_BRIEF_
This exercise calls for an exact copy of the data below.

RECORDS FOR THIS TASK Block Start

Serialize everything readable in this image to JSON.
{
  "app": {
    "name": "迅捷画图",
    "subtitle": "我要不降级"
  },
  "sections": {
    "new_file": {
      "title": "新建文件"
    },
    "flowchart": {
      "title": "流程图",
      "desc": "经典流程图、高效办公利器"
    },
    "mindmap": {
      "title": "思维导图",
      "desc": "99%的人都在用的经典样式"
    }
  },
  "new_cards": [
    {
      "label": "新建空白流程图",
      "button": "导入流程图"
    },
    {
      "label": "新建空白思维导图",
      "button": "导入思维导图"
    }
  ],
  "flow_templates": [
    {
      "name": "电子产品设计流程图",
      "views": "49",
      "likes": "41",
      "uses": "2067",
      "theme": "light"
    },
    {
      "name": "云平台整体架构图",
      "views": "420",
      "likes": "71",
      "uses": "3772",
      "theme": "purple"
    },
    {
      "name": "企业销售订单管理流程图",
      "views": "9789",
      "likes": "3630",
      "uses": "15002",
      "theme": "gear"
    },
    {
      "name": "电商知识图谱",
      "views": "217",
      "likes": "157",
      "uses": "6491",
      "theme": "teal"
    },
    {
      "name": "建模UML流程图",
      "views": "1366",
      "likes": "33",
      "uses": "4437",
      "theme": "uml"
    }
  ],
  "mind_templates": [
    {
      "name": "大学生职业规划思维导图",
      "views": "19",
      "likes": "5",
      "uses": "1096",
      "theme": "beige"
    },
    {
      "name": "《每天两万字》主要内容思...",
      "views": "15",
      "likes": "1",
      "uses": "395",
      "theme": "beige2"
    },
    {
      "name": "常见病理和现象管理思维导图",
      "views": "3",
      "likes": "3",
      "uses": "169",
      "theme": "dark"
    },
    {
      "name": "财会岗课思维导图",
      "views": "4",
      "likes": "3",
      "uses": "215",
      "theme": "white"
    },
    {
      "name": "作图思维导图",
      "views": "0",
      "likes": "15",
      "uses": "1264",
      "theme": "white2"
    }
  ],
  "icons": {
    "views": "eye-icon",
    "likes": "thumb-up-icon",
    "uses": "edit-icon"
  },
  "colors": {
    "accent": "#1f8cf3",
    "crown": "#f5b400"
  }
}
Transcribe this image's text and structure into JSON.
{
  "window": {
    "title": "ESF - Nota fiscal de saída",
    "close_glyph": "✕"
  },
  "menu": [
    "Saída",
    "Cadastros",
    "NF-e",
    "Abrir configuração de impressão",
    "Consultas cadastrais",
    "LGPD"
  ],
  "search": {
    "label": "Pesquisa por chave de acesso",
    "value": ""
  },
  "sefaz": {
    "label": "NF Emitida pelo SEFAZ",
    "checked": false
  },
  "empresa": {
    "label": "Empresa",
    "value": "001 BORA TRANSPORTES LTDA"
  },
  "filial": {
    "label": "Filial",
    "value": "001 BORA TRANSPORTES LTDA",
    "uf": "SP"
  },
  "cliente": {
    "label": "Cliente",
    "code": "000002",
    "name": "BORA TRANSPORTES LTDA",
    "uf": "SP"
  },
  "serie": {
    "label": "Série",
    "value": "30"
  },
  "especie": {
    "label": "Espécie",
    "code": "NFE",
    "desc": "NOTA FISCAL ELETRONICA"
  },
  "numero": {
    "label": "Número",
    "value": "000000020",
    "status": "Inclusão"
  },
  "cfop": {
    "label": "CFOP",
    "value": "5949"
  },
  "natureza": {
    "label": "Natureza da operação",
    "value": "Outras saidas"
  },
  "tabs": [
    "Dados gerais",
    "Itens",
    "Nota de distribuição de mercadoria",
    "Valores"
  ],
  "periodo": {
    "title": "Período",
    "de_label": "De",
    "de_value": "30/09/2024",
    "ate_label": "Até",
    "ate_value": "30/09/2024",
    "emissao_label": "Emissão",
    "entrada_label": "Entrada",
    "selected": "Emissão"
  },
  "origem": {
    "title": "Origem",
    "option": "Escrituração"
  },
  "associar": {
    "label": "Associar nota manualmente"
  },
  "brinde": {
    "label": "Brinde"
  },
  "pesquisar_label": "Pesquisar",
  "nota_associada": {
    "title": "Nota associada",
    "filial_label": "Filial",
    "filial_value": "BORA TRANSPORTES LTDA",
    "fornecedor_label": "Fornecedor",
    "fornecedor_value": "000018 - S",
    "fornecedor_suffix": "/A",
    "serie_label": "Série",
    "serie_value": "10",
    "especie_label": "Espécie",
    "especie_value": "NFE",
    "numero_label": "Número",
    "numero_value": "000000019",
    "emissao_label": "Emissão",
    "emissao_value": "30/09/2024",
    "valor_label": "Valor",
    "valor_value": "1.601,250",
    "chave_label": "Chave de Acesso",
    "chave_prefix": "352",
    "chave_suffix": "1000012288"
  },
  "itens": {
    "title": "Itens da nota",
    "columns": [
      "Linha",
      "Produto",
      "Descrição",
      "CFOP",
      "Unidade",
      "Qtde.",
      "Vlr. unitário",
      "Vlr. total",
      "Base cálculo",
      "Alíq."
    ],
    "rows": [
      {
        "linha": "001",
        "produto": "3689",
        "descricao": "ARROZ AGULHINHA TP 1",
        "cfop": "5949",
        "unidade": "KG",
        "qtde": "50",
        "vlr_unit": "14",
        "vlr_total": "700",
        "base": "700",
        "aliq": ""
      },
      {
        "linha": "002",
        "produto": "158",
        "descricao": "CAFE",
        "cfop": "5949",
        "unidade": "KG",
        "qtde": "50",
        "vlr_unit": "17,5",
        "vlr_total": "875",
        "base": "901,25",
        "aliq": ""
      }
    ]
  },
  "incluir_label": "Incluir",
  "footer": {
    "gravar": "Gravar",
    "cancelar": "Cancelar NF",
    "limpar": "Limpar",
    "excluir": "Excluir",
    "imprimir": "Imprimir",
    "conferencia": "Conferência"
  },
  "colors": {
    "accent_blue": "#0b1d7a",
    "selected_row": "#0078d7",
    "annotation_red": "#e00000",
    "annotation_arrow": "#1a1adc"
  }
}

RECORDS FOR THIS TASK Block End

_REPLY TO THE EXERCISE_
Serialize everything readable in this image to JSON.
{
  "app": {
    "name": "迅捷画图",
    "subtitle": "我要不降级"
  },
  "sections": {
    "new_file": {
      "title": "新建文件"
    },
    "flowchart": {
      "title": "流程图",
      "desc": "经典流程图、高效办公利器"
    },
    "mindmap": {
      "title": "思维导图",
      "desc": "99%的人都在用的经典样式"
    }
  },
  "new_cards": [
    {
      "label": "新建空白流程图",
      "button": "导入流程图"
    },
    {
      "label": "新建空白思维导图",
      "button": "导入思维导图"
    }
  ],
  "flow_templates": [
    {
      "name": "电子产品设计流程图",
      "views": "49",
      "likes": "41",
      "uses": "2067",
      "theme": "light"
    },
    {
      "name": "云平台整体架构图",
      "views": "420",
      "likes": "71",
      "uses": "3772",
      "theme": "purple"
    },
    {
      "name": "企业销售订单管理流程图",
      "views": "9789",
      "likes": "3630",
      "uses": "15002",
      "theme": "gear"
    },
    {
      "name": "电商知识图谱",
      "views": "217",
      "likes": "157",
      "uses": "6491",
      "theme": "teal"
    },
    {
      "name": "建模UML流程图",
      "views": "1366",
      "likes": "33",
      "uses": "4437",
      "theme": "uml"
    }
  ],
  "mind_templates": [
    {
      "name": "大学生职业规划思维导图",
      "views": "19",
      "likes": "5",
      "uses": "1096",
      "theme": "beige"
    },
    {
      "name": "《每天两万字》主要内容思...",
      "views": "15",
      "likes": "1",
      "uses": "395",
      "theme": "beige2"
    },
    {
      "name": "常见病理和现象管理思维导图",
      "views": "3",
      "likes": "3",
      "uses": "169",
      "theme": "dark"
    },
    {
      "name": "财会岗课思维导图",
      "views": "4",
      "likes": "3",
      "uses": "215",
      "theme": "white"
    },
    {
      "name": "作图思维导图",
      "views": "0",
      "likes": "15",
      "uses": "1264",
      "theme": "white2"
    }
  ],
  "icons": {
    "views": "eye-icon",
    "likes": "thumb-up-icon",
    "uses": "edit-icon"
  },
  "colors": {
    "accent": "#1f8cf3",
    "crown": "#f5b400"
  }
}
Transcribe this image's text and structure into JSON.
{
  "window": {
    "title": "ESF - Nota fiscal de saída",
    "close_glyph": "✕"
  },
  "menu": [
    "Saída",
    "Cadastros",
    "NF-e",
    "Abrir configuração de impressão",
    "Consultas cadastrais",
    "LGPD"
  ],
  "search": {
    "label": "Pesquisa por chave de acesso",
    "value": ""
  },
  "sefaz": {
    "label": "NF Emitida pelo SEFAZ",
    "checked": false
  },
  "empresa": {
    "label": "Empresa",
    "value": "001 BORA TRANSPORTES LTDA"
  },
  "filial": {
    "label": "Filial",
    "value": "001 BORA TRANSPORTES LTDA",
    "uf": "SP"
  },
  "cliente": {
    "label": "Cliente",
    "code": "000002",
    "name": "BORA TRANSPORTES LTDA",
    "uf": "SP"
  },
  "serie": {
    "label": "Série",
    "value": "30"
  },
  "especie": {
    "label": "Espécie",
    "code": "NFE",
    "desc": "NOTA FISCAL ELETRONICA"
  },
  "numero": {
    "label": "Número",
    "value": "000000020",
    "status": "Inclusão"
  },
  "cfop": {
    "label": "CFOP",
    "value": "5949"
  },
  "natureza": {
    "label": "Natureza da operação",
    "value": "Outras saidas"
  },
  "tabs": [
    "Dados gerais",
    "Itens",
    "Nota de distribuição de mercadoria",
    "Valores"
  ],
  "periodo": {
    "title": "Período",
    "de_label": "De",
    "de_value": "30/09/2024",
    "ate_label": "Até",
    "ate_value": "30/09/2024",
    "emissao_label": "Emissão",
    "entrada_label": "Entrada",
    "selected": "Emissão"
  },
  "origem": {
    "title": "Origem",
    "option": "Escrituração"
  },
  "associar": {
    "label": "Associar nota manualmente"
  },
  "brinde": {
    "label": "Brinde"
  },
  "pesquisar_label": "Pesquisar",
  "nota_associada": {
    "title": "Nota associada",
    "filial_label": "Filial",
    "filial_value": "BORA TRANSPORTES LTDA",
    "fornecedor_label": "Fornecedor",
    "fornecedor_value": "000018 - S",
    "fornecedor_suffix": "/A",
    "serie_label": "Série",
    "serie_value": "10",
    "especie_label": "Espécie",
    "especie_value": "NFE",
    "numero_label": "Número",
    "numero_value": "000000019",
    "emissao_label": "Emissão",
    "emissao_value": "30/09/2024",
    "valor_label": "Valor",
    "valor_value": "1.601,250",
    "chave_label": "Chave de Acesso",
    "chave_prefix": "352",
    "chave_suffix": "1000012288"
  },
  "itens": {
    "title": "Itens da nota",
    "columns": [
      "Linha",
      "Produto",
      "Descrição",
      "CFOP",
      "Unidade",
      "Qtde.",
      "Vlr. unitário",
      "Vlr. total",
      "Base cálculo",
      "Alíq."
    ],
    "rows": [
      {
        "linha": "001",
        "produto": "3689",
        "descricao": "ARROZ AGULHINHA TP 1",
        "cfop": "5949",
        "unidade": "KG",
        "qtde": "50",
        "vlr_unit": "14",
        "vlr_total": "700",
        "base": "700",
        "aliq": ""
      },
      {
        "linha": "002",
        "produto": "158",
        "descricao": "CAFE",
        "cfop": "5949",
        "unidade": "KG",
        "qtde": "50",
        "vlr_unit": "17,5",
        "vlr_total": "875",
        "base": "901,25",
        "aliq": ""
      }
    ]
  },
  "incluir_label": "Incluir",
  "footer": {
    "gravar": "Gravar",
    "cancelar": "Cancelar NF",
    "limpar": "Limpar",
    "excluir": "Excluir",
    "imprimir": "Imprimir",
    "conferencia": "Conferência"
  },
  "colors": {
    "accent_blue": "#0b1d7a",
    "selected_row": "#0078d7",
    "annotation_red": "#e00000",
    "annotation_arrow": "#1a1adc"
  }
}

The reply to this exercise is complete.